◆ DATA IN THIS EXERCISE ◆
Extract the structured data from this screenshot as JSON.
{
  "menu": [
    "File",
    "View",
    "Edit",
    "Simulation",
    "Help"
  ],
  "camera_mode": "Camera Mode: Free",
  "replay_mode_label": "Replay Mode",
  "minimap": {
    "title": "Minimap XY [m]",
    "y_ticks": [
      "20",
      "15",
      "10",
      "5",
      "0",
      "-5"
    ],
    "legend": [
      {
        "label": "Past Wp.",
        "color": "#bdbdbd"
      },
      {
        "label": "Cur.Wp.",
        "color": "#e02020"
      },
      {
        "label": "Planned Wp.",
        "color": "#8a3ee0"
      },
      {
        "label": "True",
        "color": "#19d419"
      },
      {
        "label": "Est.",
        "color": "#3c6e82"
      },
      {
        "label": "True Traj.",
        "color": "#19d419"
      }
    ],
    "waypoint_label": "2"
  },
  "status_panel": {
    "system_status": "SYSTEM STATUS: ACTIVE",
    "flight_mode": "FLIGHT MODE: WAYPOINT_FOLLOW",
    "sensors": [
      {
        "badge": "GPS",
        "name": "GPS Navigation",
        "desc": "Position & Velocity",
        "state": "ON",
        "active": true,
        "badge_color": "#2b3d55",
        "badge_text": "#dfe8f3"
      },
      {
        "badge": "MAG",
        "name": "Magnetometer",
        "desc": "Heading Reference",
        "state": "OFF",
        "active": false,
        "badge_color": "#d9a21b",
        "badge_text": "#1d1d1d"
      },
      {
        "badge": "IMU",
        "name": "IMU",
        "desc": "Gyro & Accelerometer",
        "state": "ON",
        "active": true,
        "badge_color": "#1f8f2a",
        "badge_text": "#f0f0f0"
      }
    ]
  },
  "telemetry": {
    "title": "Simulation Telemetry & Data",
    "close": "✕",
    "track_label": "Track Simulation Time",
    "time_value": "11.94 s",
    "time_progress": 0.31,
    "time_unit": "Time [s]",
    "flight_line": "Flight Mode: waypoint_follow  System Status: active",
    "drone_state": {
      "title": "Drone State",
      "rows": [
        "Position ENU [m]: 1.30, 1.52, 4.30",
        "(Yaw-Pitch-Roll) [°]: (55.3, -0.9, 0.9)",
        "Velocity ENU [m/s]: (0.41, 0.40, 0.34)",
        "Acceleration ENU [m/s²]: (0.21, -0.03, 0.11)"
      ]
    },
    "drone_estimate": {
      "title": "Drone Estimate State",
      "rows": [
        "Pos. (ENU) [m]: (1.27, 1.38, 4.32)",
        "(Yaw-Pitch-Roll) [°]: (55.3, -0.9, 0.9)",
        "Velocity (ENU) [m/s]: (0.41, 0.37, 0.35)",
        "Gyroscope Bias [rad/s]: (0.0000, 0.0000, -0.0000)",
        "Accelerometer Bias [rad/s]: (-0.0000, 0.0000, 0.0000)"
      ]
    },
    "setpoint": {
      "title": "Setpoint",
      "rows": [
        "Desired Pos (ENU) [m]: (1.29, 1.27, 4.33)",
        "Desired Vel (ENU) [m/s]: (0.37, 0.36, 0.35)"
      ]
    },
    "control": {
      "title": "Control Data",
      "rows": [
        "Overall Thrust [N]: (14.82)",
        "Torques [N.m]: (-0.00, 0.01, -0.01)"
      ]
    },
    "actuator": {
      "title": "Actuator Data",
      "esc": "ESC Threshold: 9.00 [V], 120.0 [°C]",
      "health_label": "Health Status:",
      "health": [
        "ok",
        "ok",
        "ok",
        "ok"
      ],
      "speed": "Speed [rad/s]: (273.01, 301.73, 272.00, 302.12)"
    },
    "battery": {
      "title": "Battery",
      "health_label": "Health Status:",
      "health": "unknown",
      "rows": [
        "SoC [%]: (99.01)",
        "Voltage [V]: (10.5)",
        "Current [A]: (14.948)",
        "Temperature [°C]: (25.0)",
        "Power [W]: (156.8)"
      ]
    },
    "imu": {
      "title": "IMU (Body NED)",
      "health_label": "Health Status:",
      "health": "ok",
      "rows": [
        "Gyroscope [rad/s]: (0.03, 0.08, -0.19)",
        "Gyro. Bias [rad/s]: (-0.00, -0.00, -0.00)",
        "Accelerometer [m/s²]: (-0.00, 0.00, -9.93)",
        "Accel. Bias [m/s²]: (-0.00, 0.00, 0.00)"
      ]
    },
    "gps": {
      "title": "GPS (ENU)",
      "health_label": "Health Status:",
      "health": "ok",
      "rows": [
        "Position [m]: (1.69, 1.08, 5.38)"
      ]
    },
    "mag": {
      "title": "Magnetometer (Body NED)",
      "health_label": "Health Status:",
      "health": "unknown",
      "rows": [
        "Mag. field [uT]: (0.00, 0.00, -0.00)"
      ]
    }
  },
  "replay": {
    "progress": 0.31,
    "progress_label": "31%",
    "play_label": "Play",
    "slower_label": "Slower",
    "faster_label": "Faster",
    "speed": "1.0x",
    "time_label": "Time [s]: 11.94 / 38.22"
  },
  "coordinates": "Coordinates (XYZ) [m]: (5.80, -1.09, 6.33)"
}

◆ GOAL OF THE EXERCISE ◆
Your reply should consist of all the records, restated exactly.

◆ FINISHED EXERCISE ◆
Extract the structured data from this screenshot as JSON.
{
  "menu": [
    "File",
    "View",
    "Edit",
    "Simulation",
    "Help"
  ],
  "camera_mode": "Camera Mode: Free",
  "replay_mode_label": "Replay Mode",
  "minimap": {
    "title": "Minimap XY [m]",
    "y_ticks": [
      "20",
      "15",
      "10",
      "5",
      "0",
      "-5"
    ],
    "legend": [
      {
        "label": "Past Wp.",
        "color": "#bdbdbd"
      },
      {
        "label": "Cur.Wp.",
        "color": "#e02020"
      },
      {
        "label": "Planned Wp.",
        "color": "#8a3ee0"
      },
      {
        "label": "True",
        "color": "#19d419"
      },
      {
        "label": "Est.",
        "color": "#3c6e82"
      },
      {
        "label": "True Traj.",
        "color": "#19d419"
      }
    ],
    "waypoint_label": "2"
  },
  "status_panel": {
    "system_status": "SYSTEM STATUS: ACTIVE",
    "flight_mode": "FLIGHT MODE: WAYPOINT_FOLLOW",
    "sensors": [
      {
        "badge": "GPS",
        "name": "GPS Navigation",
        "desc": "Position & Velocity",
        "state": "ON",
        "active": true,
        "badge_color": "#2b3d55",
        "badge_text": "#dfe8f3"
      },
      {
        "badge": "MAG",
        "name": "Magnetometer",
        "desc": "Heading Reference",
        "state": "OFF",
        "active": false,
        "badge_color": "#d9a21b",
        "badge_text": "#1d1d1d"
      },
      {
        "badge": "IMU",
        "name": "IMU",
        "desc": "Gyro & Accelerometer",
        "state": "ON",
        "active": true,
        "badge_color": "#1f8f2a",
        "badge_text": "#f0f0f0"
      }
    ]
  },
  "telemetry": {
    "title": "Simulation Telemetry & Data",
    "close": "✕",
    "track_label": "Track Simulation Time",
    "time_value": "11.94 s",
    "time_progress": 0.31,
    "time_unit": "Time [s]",
    "flight_line": "Flight Mode: waypoint_follow  System Status: active",
    "drone_state": {
      "title": "Drone State",
      "rows": [
        "Position ENU [m]: 1.30, 1.52, 4.30",
        "(Yaw-Pitch-Roll) [°]: (55.3, -0.9, 0.9)",
        "Velocity ENU [m/s]: (0.41, 0.40, 0.34)",
        "Acceleration ENU [m/s²]: (0.21, -0.03, 0.11)"
      ]
    },
    "drone_estimate": {
      "title": "Drone Estimate State",
      "rows": [
        "Pos. (ENU) [m]: (1.27, 1.38, 4.32)",
        "(Yaw-Pitch-Roll) [°]: (55.3, -0.9, 0.9)",
        "Velocity (ENU) [m/s]: (0.41, 0.37, 0.35)",
        "Gyroscope Bias [rad/s]: (0.0000, 0.0000, -0.0000)",
        "Accelerometer Bias [rad/s]: (-0.0000, 0.0000, 0.0000)"
      ]
    },
    "setpoint": {
      "title": "Setpoint",
      "rows": [
        "Desired Pos (ENU) [m]: (1.29, 1.27, 4.33)",
        "Desired Vel (ENU) [m/s]: (0.37, 0.36, 0.35)"
      ]
    },
    "control": {
      "title": "Control Data",
      "rows": [
        "Overall Thrust [N]: (14.82)",
        "Torques [N.m]: (-0.00, 0.01, -0.01)"
      ]
    },
    "actuator": {
      "title": "Actuator Data",
      "esc": "ESC Threshold: 9.00 [V], 120.0 [°C]",
      "health_label": "Health Status:",
      "health": [
        "ok",
        "ok",
        "ok",
        "ok"
      ],
      "speed": "Speed [rad/s]: (273.01, 301.73, 272.00, 302.12)"
    },
    "battery": {
      "title": "Battery",
      "health_label": "Health Status:",
      "health": "unknown",
      "rows": [
        "SoC [%]: (99.01)",
        "Voltage [V]: (10.5)",
        "Current [A]: (14.948)",
        "Temperature [°C]: (25.0)",
        "Power [W]: (156.8)"
      ]
    },
    "imu": {
      "title": "IMU (Body NED)",
      "health_label": "Health Status:",
      "health": "ok",
      "rows": [
        "Gyroscope [rad/s]: (0.03, 0.08, -0.19)",
        "Gyro. Bias [rad/s]: (-0.00, -0.00, -0.00)",
        "Accelerometer [m/s²]: (-0.00, 0.00, -9.93)",
        "Accel. Bias [m/s²]: (-0.00, 0.00, 0.00)"
      ]
    },
    "gps": {
      "title": "GPS (ENU)",
      "health_label": "Health Status:",
      "health": "ok",
      "rows": [
        "Position [m]: (1.69, 1.08, 5.38)"
      ]
    },
    "mag": {
      "title": "Magnetometer (Body NED)",
      "health_label": "Health Status:",
      "health": "unknown",
      "rows": [
        "Mag. field [uT]: (0.00, 0.00, -0.00)"
      ]
    }
  },
  "replay": {
    "progress": 0.31,
    "progress_label": "31%",
    "play_label": "Play",
    "slower_label": "Slower",
    "faster_label": "Faster",
    "speed": "1.0x",
    "time_label": "Time [s]: 11.94 / 38.22"
  },
  "coordinates": "Coordinates (XYZ) [m]: (5.80, -1.09, 6.33)"
}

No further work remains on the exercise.